* [EXERCISE DESCRIPTION]: Return the listing below in full, exactly.

* [DATA FOR THE TASK]:
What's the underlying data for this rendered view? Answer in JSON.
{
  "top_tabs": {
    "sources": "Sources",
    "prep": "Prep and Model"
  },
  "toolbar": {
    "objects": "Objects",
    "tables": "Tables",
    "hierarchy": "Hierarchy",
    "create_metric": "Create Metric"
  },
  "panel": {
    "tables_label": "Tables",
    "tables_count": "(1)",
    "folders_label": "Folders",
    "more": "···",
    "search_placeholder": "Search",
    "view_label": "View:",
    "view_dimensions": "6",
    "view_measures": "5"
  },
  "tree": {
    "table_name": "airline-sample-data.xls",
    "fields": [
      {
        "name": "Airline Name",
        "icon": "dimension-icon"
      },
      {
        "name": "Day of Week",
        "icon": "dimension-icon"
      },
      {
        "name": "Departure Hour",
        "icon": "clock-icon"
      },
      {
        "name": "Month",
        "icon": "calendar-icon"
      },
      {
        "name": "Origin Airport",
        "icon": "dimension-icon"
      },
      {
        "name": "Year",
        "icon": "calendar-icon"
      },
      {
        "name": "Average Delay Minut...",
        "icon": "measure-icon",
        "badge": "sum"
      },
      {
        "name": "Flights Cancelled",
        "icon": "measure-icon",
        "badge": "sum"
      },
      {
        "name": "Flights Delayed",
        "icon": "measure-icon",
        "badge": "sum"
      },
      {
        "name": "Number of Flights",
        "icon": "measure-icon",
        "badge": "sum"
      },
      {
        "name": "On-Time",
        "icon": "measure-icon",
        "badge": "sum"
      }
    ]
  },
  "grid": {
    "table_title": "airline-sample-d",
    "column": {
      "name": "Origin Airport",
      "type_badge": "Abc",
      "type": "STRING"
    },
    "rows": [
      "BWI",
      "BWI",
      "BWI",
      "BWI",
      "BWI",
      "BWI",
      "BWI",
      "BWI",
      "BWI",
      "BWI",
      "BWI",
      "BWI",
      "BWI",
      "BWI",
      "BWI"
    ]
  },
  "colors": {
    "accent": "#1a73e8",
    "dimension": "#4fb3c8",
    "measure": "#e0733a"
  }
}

* [RESPONSE BELOW]:
What's the underlying data for this rendered view? Answer in JSON.
{
  "top_tabs": {
    "sources": "Sources",
    "prep": "Prep and Model"
  },
  "toolbar": {
    "objects": "Objects",
    "tables": "Tables",
    "hierarchy": "Hierarchy",
    "create_metric": "Create Metric"
  },
  "panel": {
    "tables_label": "Tables",
    "tables_count": "(1)",
    "folders_label": "Folders",
    "more": "···",
    "search_placeholder": "Search",
    "view_label": "View:",
    "view_dimensions": "6",
    "view_measures": "5"
  },
  "tree": {
    "table_name": "airline-sample-data.xls",
    "fields": [
      {
        "name": "Airline Name",
        "icon": "dimension-icon"
      },
      {
        "name": "Day of Week",
        "icon": "dimension-icon"
      },
      {
        "name": "Departure Hour",
        "icon": "clock-icon"
      },
      {
        "name": "Month",
        "icon": "calendar-icon"
      },
      {
        "name": "Origin Airport",
        "icon": "dimension-icon"
      },
      {
        "name": "Year",
        "icon": "calendar-icon"
      },
      {
        "name": "Average Delay Minut...",
        "icon": "measure-icon",
        "badge": "sum"
      },
      {
        "name": "Flights Cancelled",
        "icon": "measure-icon",
        "badge": "sum"
      },
      {
        "name": "Flights Delayed",
        "icon": "measure-icon",
        "badge": "sum"
      },
      {
        "name": "Number of Flights",
        "icon": "measure-icon",
        "badge": "sum"
      },
      {
        "name": "On-Time",
        "icon": "measure-icon",
        "badge": "sum"
      }
    ]
  },
  "grid": {
    "table_title": "airline-sample-d",
    "column": {
      "name": "Origin Airport",
      "type_badge": "Abc",
      "type": "STRING"
    },
    "rows": [
      "BWI",
      "BWI",
      "BWI",
      "BWI",
      "BWI",
      "BWI",
      "BWI",
      "BWI",
      "BWI",
      "BWI",
      "BWI",
      "BWI",
      "BWI",
      "BWI",
      "BWI"
    ]
  },
  "colors": {
    "accent": "#1a73e8",
    "dimension": "#4fb3c8",
    "measure": "#e0733a"
  }
}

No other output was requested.